Dunn-Rankin's career in newspapers began at age 11, when he became a delivery boy for the Miami News. He later became editor of the student paper at Rollins College and, in his senior year, was sports editor of the Sanford Daily Herald.
After graduating from Rollins, Dunn-Rankin returned to the Miami News and became its circulation manager. Moving on, he made his way up to president of The Virginian-Pilot and Ledger Star newspapers in Norfolk, Va.
In 1977, he purchased the Venice Gondolier, a weekly newspaper. Within three years, the Gondolier was winning awards at the state level.
Dunn-Rankin bought the Charlotte Sun in 1979. At the time, the paper was a 16-page, free tabloid with four employees that operated next to a laundromat. The Sun went daily in 1987.
The company Dunn-Rankin founded has grown to more than 350 employees, and now includes the daily Sun papers in Charlotte, Englewood and North Port, as well as publications in Venice and DeSoto, Highlands and Polk counties, along with printing facilities in Charlotte and Sarasota.

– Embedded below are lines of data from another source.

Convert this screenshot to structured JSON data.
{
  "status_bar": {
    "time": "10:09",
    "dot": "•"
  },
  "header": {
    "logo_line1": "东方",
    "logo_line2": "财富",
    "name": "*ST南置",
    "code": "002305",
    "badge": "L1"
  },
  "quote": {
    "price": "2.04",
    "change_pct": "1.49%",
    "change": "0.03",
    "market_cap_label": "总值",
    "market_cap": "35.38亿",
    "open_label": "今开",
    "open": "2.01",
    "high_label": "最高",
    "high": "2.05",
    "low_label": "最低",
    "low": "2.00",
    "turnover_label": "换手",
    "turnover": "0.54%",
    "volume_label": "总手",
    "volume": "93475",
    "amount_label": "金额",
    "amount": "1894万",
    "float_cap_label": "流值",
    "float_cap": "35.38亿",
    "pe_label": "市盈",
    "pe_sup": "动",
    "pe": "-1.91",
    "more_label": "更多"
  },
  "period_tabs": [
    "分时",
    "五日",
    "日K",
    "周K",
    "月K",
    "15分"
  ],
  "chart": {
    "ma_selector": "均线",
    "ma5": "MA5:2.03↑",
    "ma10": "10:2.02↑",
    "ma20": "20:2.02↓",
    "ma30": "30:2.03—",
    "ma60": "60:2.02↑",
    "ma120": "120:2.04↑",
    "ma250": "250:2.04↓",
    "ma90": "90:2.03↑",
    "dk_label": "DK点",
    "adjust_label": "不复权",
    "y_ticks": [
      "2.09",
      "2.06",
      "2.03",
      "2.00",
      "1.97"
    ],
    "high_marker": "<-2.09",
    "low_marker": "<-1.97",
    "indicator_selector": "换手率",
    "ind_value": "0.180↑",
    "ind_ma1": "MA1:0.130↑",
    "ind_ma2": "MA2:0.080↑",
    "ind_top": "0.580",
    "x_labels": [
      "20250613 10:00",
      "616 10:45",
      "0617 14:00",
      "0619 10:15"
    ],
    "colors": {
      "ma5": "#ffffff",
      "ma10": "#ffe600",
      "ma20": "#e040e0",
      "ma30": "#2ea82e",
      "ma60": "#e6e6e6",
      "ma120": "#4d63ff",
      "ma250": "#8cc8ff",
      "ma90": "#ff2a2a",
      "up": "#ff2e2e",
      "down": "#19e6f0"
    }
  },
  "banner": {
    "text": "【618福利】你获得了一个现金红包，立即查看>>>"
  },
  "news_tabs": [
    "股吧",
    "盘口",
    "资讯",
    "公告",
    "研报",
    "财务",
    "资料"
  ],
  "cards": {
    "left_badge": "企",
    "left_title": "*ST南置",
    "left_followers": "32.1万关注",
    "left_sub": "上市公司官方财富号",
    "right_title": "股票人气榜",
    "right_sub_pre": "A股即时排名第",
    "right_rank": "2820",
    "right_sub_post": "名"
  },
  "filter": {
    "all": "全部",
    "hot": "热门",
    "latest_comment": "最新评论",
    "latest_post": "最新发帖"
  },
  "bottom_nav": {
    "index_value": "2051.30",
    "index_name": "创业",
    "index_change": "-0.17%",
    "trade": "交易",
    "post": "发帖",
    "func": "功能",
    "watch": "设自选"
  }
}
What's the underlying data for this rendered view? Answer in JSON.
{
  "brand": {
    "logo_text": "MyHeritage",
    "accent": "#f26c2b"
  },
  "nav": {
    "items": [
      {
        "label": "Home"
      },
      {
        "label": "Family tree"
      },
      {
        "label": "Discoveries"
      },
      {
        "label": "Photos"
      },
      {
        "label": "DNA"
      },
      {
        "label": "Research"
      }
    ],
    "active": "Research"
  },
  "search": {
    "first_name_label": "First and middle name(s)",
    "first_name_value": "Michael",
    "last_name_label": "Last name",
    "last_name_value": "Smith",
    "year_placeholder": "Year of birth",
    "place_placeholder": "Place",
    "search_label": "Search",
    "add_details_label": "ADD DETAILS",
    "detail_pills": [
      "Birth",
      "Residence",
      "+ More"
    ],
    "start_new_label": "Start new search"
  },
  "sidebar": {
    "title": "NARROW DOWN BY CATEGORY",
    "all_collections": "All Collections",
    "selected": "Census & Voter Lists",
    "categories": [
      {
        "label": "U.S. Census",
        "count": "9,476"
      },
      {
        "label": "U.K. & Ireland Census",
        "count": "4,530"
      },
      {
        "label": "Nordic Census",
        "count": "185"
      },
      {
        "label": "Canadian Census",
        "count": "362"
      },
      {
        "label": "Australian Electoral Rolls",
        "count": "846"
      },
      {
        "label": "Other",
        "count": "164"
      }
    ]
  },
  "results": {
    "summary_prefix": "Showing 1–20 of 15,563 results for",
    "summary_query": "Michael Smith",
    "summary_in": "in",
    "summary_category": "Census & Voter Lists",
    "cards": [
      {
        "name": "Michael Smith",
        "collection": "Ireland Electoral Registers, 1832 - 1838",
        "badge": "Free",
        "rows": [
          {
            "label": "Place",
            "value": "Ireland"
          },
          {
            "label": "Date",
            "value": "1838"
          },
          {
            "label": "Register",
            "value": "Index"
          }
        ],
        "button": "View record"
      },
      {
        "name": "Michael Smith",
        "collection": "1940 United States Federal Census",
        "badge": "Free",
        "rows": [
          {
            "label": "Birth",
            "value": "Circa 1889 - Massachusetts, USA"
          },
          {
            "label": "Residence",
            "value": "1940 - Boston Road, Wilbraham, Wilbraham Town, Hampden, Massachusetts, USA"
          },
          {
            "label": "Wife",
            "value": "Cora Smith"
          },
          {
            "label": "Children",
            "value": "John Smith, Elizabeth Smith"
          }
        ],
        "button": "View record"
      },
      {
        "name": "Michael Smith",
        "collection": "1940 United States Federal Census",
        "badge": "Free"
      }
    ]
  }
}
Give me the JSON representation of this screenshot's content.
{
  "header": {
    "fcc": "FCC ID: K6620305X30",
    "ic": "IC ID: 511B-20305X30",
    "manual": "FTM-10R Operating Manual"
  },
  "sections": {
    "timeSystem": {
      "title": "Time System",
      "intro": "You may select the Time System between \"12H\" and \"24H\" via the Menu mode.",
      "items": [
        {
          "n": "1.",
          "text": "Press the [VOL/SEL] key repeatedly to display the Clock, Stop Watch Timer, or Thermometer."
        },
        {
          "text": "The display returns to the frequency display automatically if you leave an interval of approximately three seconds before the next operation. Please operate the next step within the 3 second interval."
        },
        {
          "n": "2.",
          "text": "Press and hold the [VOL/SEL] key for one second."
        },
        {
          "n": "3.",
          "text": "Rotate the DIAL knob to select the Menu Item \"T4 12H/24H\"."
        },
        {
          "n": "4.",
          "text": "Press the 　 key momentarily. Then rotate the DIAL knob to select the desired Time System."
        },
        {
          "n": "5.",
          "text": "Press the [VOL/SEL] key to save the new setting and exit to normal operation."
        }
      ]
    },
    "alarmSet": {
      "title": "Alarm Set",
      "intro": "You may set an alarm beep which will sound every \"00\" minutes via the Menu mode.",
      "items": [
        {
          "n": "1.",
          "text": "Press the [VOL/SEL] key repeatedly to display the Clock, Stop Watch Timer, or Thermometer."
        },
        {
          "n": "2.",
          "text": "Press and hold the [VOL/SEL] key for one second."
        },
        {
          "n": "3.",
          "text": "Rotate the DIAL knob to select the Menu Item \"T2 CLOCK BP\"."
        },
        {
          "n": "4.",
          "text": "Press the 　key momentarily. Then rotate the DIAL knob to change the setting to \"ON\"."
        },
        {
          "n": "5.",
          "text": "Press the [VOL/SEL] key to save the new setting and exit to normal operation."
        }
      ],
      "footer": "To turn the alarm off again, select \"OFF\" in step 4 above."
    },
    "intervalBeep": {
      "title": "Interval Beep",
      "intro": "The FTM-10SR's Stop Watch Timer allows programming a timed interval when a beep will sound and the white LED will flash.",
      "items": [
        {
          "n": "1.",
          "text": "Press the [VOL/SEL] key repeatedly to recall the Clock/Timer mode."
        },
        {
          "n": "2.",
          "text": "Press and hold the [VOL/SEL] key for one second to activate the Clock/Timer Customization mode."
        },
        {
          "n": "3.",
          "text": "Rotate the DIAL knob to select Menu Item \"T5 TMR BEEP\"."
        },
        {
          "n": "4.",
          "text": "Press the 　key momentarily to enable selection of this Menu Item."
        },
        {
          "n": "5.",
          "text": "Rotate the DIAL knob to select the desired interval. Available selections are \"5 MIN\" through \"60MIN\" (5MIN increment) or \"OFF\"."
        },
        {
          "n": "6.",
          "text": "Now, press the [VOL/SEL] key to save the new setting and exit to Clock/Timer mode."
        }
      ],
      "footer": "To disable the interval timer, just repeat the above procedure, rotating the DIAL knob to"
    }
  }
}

A longtime Rotarian, Dunn-Rankin's community involvement encompassed many organizations, including Kiwanis, the Shriners and Jaycees. In 1995, the Charlotte County Chamber of Commerce named him the "Pacesetter of the Year." The Cultural Center honored him as "Citizen of the Year" in 2003. This year, his son David Dunn-Rankin received the same award.
In nominating Derek Dunn-Rankin for an award in 2005, Greeneville (Tenn.) Sun co-publisher Gregg Jones praised his reaction to Hurricane Charley in 2004, citing the Sun as a unifying force in the community following the storm's devastation. Dunn-Rankin's telephone company set up emergency call centers for people to contact loved ones and seek help from FEMA.
"It was Derek's carriers that traveled at night to streets stripped of lights and landmarks, amid downed trees and power lines, to reach out to their customers with the latest news," Jones wrote.
"Derek has always treated his employees and his community as family – with affection and respect – and his organization has prospered because of it."
Dunn-Rankin is survived by sons Peter, David, Jeff and Mike, and a daughter, Debbie, and his wife, Betty.